— Entries shown —
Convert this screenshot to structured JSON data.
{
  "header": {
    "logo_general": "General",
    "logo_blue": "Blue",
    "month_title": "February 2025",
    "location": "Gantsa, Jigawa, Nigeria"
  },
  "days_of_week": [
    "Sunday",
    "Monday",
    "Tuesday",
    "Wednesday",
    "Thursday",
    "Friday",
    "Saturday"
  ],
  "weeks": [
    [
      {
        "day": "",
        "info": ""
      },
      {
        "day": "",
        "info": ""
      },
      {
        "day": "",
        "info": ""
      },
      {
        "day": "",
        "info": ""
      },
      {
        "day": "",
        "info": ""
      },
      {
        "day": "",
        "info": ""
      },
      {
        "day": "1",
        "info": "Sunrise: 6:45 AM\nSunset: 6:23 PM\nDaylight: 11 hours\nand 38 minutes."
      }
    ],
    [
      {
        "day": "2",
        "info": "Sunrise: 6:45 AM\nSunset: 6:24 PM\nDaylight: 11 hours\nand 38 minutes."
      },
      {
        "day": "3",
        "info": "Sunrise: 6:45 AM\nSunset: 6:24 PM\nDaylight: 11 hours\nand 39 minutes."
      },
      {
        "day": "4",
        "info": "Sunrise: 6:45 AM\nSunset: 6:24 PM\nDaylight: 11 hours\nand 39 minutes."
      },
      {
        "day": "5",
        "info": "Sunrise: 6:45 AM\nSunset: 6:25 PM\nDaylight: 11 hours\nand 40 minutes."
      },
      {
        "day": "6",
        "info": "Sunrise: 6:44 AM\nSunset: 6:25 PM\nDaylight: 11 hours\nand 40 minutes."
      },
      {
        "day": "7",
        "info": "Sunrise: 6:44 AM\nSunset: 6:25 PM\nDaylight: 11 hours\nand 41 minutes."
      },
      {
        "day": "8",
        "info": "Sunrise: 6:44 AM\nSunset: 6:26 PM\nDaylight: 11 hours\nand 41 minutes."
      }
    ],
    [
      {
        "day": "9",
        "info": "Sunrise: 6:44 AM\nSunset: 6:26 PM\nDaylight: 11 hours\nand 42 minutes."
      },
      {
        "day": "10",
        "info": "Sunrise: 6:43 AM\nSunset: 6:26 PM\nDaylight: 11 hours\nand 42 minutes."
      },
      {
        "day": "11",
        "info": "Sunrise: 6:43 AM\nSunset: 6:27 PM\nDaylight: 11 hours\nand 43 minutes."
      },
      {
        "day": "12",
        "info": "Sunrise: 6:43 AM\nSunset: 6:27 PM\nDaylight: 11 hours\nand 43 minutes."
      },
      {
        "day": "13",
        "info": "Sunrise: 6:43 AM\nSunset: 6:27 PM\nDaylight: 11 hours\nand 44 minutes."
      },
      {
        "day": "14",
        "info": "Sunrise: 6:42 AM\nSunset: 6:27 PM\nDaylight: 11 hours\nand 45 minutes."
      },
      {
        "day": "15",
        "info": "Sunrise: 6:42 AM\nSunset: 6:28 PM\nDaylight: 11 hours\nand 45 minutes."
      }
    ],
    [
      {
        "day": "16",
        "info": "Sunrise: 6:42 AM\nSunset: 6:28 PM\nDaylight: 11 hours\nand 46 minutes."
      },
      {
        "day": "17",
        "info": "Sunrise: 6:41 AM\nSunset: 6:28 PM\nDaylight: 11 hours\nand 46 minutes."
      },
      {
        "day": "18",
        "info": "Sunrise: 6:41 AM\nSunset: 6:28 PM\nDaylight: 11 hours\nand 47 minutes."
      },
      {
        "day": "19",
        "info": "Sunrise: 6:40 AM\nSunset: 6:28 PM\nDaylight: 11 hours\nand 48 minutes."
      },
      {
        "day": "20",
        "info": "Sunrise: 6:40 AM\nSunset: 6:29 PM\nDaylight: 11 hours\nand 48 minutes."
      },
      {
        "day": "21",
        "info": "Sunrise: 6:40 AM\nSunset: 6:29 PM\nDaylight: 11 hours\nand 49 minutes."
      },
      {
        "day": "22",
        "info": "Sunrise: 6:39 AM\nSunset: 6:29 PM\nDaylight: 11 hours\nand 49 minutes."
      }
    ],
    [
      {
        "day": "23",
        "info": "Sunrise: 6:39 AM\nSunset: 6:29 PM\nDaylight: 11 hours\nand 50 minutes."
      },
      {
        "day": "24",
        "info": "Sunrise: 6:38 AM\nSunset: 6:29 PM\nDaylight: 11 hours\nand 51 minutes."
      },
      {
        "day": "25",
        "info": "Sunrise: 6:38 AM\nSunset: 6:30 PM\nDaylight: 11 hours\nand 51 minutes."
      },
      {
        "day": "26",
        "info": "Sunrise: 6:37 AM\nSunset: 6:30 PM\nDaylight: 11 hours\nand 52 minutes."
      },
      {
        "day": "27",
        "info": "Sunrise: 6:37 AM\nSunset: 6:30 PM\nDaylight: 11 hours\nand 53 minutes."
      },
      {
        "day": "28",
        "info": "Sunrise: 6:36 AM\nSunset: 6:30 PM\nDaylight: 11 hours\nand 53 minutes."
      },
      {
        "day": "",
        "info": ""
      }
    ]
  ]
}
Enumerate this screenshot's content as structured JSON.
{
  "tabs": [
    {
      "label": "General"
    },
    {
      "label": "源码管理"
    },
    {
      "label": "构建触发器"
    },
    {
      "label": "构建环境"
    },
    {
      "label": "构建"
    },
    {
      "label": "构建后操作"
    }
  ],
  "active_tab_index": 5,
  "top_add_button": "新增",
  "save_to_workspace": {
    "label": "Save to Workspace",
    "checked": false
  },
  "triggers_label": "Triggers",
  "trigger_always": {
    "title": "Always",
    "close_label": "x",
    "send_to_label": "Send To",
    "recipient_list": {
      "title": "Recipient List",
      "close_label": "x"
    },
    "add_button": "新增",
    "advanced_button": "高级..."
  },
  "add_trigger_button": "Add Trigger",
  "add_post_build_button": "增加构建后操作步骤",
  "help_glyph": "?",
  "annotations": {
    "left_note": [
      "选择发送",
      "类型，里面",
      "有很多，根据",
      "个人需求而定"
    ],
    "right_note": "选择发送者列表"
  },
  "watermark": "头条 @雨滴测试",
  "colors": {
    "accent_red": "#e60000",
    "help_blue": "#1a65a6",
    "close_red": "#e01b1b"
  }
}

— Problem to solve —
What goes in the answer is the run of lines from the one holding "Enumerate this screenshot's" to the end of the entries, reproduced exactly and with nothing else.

— Result for this task —
Enumerate this screenshot's content as structured JSON.
{
  "tabs": [
    {
      "label": "General"
    },
    {
      "label": "源码管理"
    },
    {
      "label": "构建触发器"
    },
    {
      "label": "构建环境"
    },
    {
      "label": "构建"
    },
    {
      "label": "构建后操作"
    }
  ],
  "active_tab_index": 5,
  "top_add_button": "新增",
  "save_to_workspace": {
    "label": "Save to Workspace",
    "checked": false
  },
  "triggers_label": "Triggers",
  "trigger_always": {
    "title": "Always",
    "close_label": "x",
    "send_to_label": "Send To",
    "recipient_list": {
      "title": "Recipient List",
      "close_label": "x"
    },
    "add_button": "新增",
    "advanced_button": "高级..."
  },
  "add_trigger_button": "Add Trigger",
  "add_post_build_button": "增加构建后操作步骤",
  "help_glyph": "?",
  "annotations": {
    "left_note": [
      "选择发送",
      "类型，里面",
      "有很多，根据",
      "个人需求而定"
    ],
    "right_note": "选择发送者列表"
  },
  "watermark": "头条 @雨滴测试",
  "colors": {
    "accent_red": "#e60000",
    "help_blue": "#1a65a6",
    "close_red": "#e01b1b"
  }
}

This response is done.